Eternal Faithfulness Unaffected by Human Unbelief
2 Timothy 2:13
If we believe not, yet he stays faithful: he cannot deny himself.

I. THE SAD POSSIBILITY, AND THE CONSOLING ASSURANCE — "If we believe not, yet He abideth faithful." I must take the sad possibility first — "if we believe not," and I shall read this expression as though, first of all, it concerned the world in general, for I think it may so be fairly read. If mankind believe not, if the various classes of men believe not — yet He abideth faithful. The rulers believed not, and there are some that make this a very great point. They said concerning Jesus, "Have any of the rulers believed on Him?" Well, if our greatest men, if our senators and magistrates, princes and potentates, believe not — it does not affect the truth of God in the smallest conceivable degree — "yet He abideth faithful." Many, however, think it more important to know on which side the leaders of thought are enlisted, and there are certain persons who are not elected to that particular office by popular vote, who nevertheless take it upon themselves to consider that they are dictators in the republic of opinion. However, we need not care because of these wise men, for if they believe not, but becloud the gospel, yet God abideth faithful. Yes, and I venture to enlarge this thought a little more. If the rulers do not believe, and if the philosophical minds do not believe, and if in addition to this public opinion, so called, rejects it, yet the gospel is still the same eternal truth.

2. Now, having spoken of our text as referring to the world in general, it is, perhaps, a more sorrowful business to look at it as referring to the visible church in particular. The apostle says, "Though we believe not," and surely he must mean the visible church of God.

3. Once more I will read the text in a somewhat narrower circle. "If we believe not" — that is to say, if the choicest teachers and preachers and writers believe not, yet He abideth faithful. Here, then, is the fearful possibility; and side by side with it runs this most blessedly consoling assurance — "He abideth faithful." Jesus Christ abideth: there are no shifts and changes in Him. He is a rock, and not a quicksand. He is the Saviour whether the rulers and the philosophers believe in Him or refuse Him, whether the Church dud her ministers are true to Him or desert Him. And as Christ remains the same Saviour, so we have the same gospel. And as the gospel is the same, so does Christ remain faithful to His engagements to His Father.
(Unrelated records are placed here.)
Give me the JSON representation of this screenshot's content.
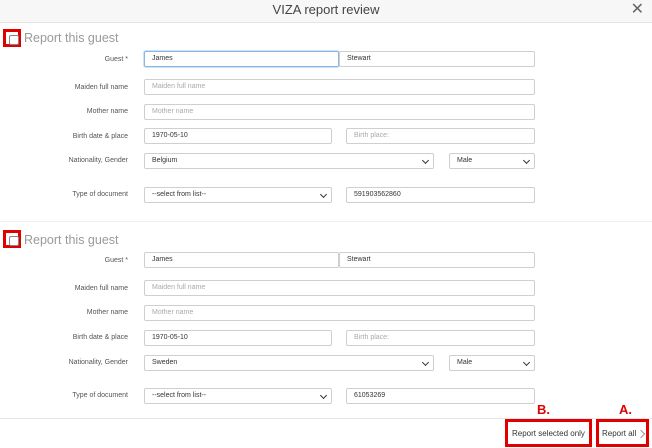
{
  "dialog": {
    "title": "VIZA report review",
    "close_symbol": "✕"
  },
  "labels": {
    "report_guest": "Report this guest",
    "guest": "Guest *",
    "maiden": "Maiden full name",
    "mother": "Mother name",
    "birth": "Birth date & place",
    "nationality": "Nationality, Gender",
    "doc_type": "Type of document"
  },
  "guests": [
    {
      "first_name": "James",
      "last_name": "Stewart",
      "maiden_placeholder": "Maiden full name",
      "mother_placeholder": "Mother name",
      "birth_date": "1970-05-10",
      "birth_place_placeholder": "Birth place:",
      "nationality": "Belgium",
      "gender": "Male",
      "doc_type": "--select from list--",
      "doc_number": "591903562860"
    },
    {
      "first_name": "James",
      "last_name": "Stewart",
      "maiden_placeholder": "Maiden full name",
      "mother_placeholder": "Mother name",
      "birth_date": "1970-05-10",
      "birth_place_placeholder": "Birth place:",
      "nationality": "Sweden",
      "gender": "Male",
      "doc_type": "--select from list--",
      "doc_number": "61053269"
    }
  ],
  "footer": {
    "report_selected": "Report selected only",
    "report_all": "Report all"
  },
  "annotations": {
    "a": "A.",
    "b": "B."
  },
  "colors": {
    "highlight": "#e00000",
    "focus_border": "#86b7e6"
  }
}
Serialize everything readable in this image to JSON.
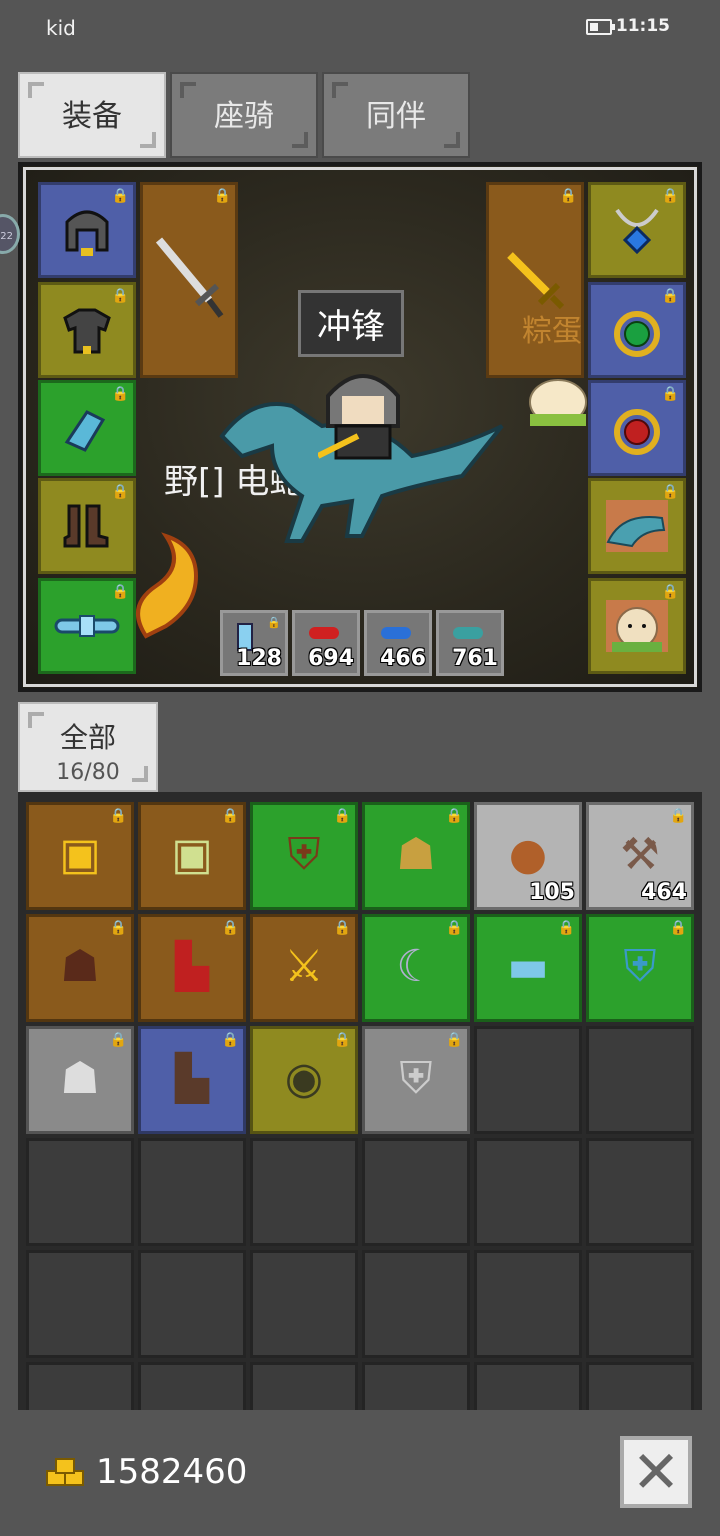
{
  "status_bar": {
    "user": "kid",
    "time": "11:15"
  },
  "tabs": [
    {
      "label": "装备",
      "active": true
    },
    {
      "label": "座骑",
      "active": false
    },
    {
      "label": "同伴",
      "active": false
    }
  ],
  "side_bubble": "22",
  "stage": {
    "badge": "冲锋",
    "overlay_text": "野[] 电蛇",
    "overlay_text2": "粽蛋",
    "left_slots": [
      {
        "icon": "helmet-icon",
        "color": "blue"
      },
      {
        "icon": "armor-icon",
        "color": "yellow"
      },
      {
        "icon": "gauntlet-icon",
        "color": "green"
      },
      {
        "icon": "boots-icon",
        "color": "yellow"
      },
      {
        "icon": "belt-icon",
        "color": "green"
      }
    ],
    "weapon_left": {
      "icon": "sword-icon",
      "color": "orange"
    },
    "weapon_right": {
      "icon": "golden-sword-icon",
      "color": "orange"
    },
    "right_slots": [
      {
        "icon": "amulet-icon",
        "color": "yellow"
      },
      {
        "icon": "green-ring-icon",
        "color": "blue"
      },
      {
        "icon": "red-ring-icon",
        "color": "blue"
      },
      {
        "icon": "raptor-portrait-icon",
        "color": "yellow"
      },
      {
        "icon": "companion-portrait-icon",
        "color": "yellow"
      }
    ],
    "counters": [
      {
        "icon": "potion-icon",
        "value": "128"
      },
      {
        "icon": "red-crystal-icon",
        "value": "694"
      },
      {
        "icon": "blue-crystal-icon",
        "value": "466"
      },
      {
        "icon": "teal-crystal-icon",
        "value": "761"
      }
    ]
  },
  "filter": {
    "label": "全部",
    "count": "16/80"
  },
  "inventory": [
    {
      "icon": "gold-ore-icon",
      "color": "orange",
      "lock": true,
      "qty": ""
    },
    {
      "icon": "green-ore-icon",
      "color": "orange",
      "lock": true,
      "qty": ""
    },
    {
      "icon": "leather-armor-icon",
      "color": "green",
      "lock": true,
      "qty": ""
    },
    {
      "icon": "gold-helmet-icon",
      "color": "green",
      "lock": true,
      "qty": ""
    },
    {
      "icon": "meat-icon",
      "color": "lightgray",
      "lock": false,
      "qty": "105"
    },
    {
      "icon": "shovel-icon",
      "color": "lightgray",
      "lock": true,
      "qty": "464"
    },
    {
      "icon": "brown-helmet-icon",
      "color": "orange",
      "lock": true,
      "qty": ""
    },
    {
      "icon": "red-boots-icon",
      "color": "orange",
      "lock": true,
      "qty": ""
    },
    {
      "icon": "golden-dagger-icon",
      "color": "orange",
      "lock": true,
      "qty": ""
    },
    {
      "icon": "scythe-icon",
      "color": "green",
      "lock": true,
      "qty": ""
    },
    {
      "icon": "belt-icon",
      "color": "green",
      "lock": true,
      "qty": ""
    },
    {
      "icon": "blue-armor-icon",
      "color": "green",
      "lock": true,
      "qty": ""
    },
    {
      "icon": "viking-helmet-icon",
      "color": "gray",
      "lock": true,
      "qty": ""
    },
    {
      "icon": "boots-icon",
      "color": "blue",
      "lock": true,
      "qty": ""
    },
    {
      "icon": "shield-icon",
      "color": "yellow",
      "lock": true,
      "qty": ""
    },
    {
      "icon": "steel-armor-icon",
      "color": "gray",
      "lock": true,
      "qty": ""
    }
  ],
  "gold": "1582460",
  "colors": {
    "blue": "#4f5fa8",
    "yellow": "#8f8a20",
    "green": "#2ca12c",
    "orange": "#8a5a1c",
    "gray": "#8a8a8a",
    "lightgray": "#b4b4b4"
  }
}
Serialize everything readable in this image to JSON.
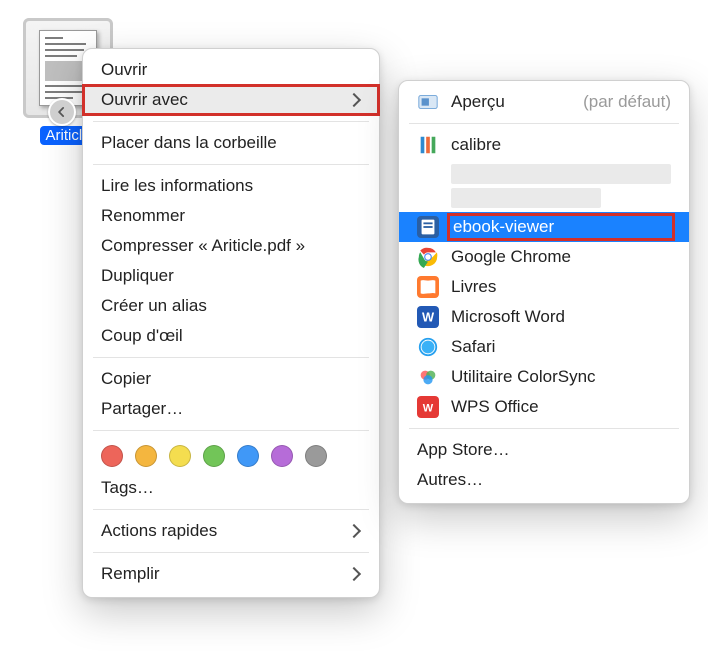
{
  "file": {
    "label": "Ariticle"
  },
  "primary_menu": {
    "items": {
      "open": "Ouvrir",
      "open_with": "Ouvrir avec",
      "trash": "Placer dans la corbeille",
      "get_info": "Lire les informations",
      "rename": "Renommer",
      "compress": "Compresser « Ariticle.pdf »",
      "duplicate": "Dupliquer",
      "make_alias": "Créer un alias",
      "quick_look": "Coup d'œil",
      "copy": "Copier",
      "share": "Partager…",
      "tags": "Tags…",
      "quick_actions": "Actions rapides",
      "fill": "Remplir"
    }
  },
  "tag_colors": [
    "#ed655a",
    "#f4b63f",
    "#f4dd4f",
    "#72c558",
    "#4098f7",
    "#b66cd8",
    "#9a9a9a"
  ],
  "secondary_menu": {
    "default_suffix": "(par défaut)",
    "apps": {
      "preview": "Aperçu",
      "calibre": "calibre",
      "ebook_viewer": "ebook-viewer",
      "chrome": "Google Chrome",
      "books": "Livres",
      "word": "Microsoft Word",
      "safari": "Safari",
      "colorsync": "Utilitaire ColorSync",
      "wps": "WPS Office"
    },
    "app_store": "App Store…",
    "others": "Autres…"
  }
}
II. A GLORIOUS IMPOSSIBILITY WITH A SWEET INFERENCE THAT MAY BE DRAWN FROM IT. "He cannot deny Him self." Three things God cannot do. He cannot die, He cannot lie, and He cannot be deceived. These three impossibilities do not limit His power, but they magnify His majesty; for these would be infirmities, and infirmity can have no place in the infinite and ever blessed God. Here is one of the things impossible with God — "He cannot deny Himself." What is meant by that?

1. It is meant that the Lord Jesus Christ cannot change as to His nature and character towards us, the sons of men.

2. His word cannot alter.

3. He cannot withdraw the salvation which He has presented to the sons of men, for that salvation is indeed Himself.

4. And then the atonement is still the same, for that, too, is Himself: He has by Himself purged our sins.

5. And the mercy-seat, the place of prayer, still remains; for if that were altered He would have denied Himself, for what was the mercy-seat, or propitiatory, that golden lid upon the covenant ark? What was it but Christ Him self, who is our propitiatory, the true mercy-seat?

6. And here is another sweet thought: Christ's love to His Church, and His purpose towards her cannot change, because He cannot deny Himself, and His Church is Himself.

7. Nor will any one of His offices towards His Church and people ever fail.

8. Now, my last word is about an inference. The text says, "If we believe not, yet He abideth faithful": it runs on that supposition. Take the other supposition: Suppose we do believe. Will He not be faithful in that case? And will it not be true that He cannot deny Himself?

(C. H. Spurgeon.)

Parallel Verses
KJV: If we believe not, yet he abideth faithful: he cannot deny himself.

WEB: If we are faithless, he remains faithful. He can't deny himself."

Union with Christ in Death and Life
Top of Page
Top of Page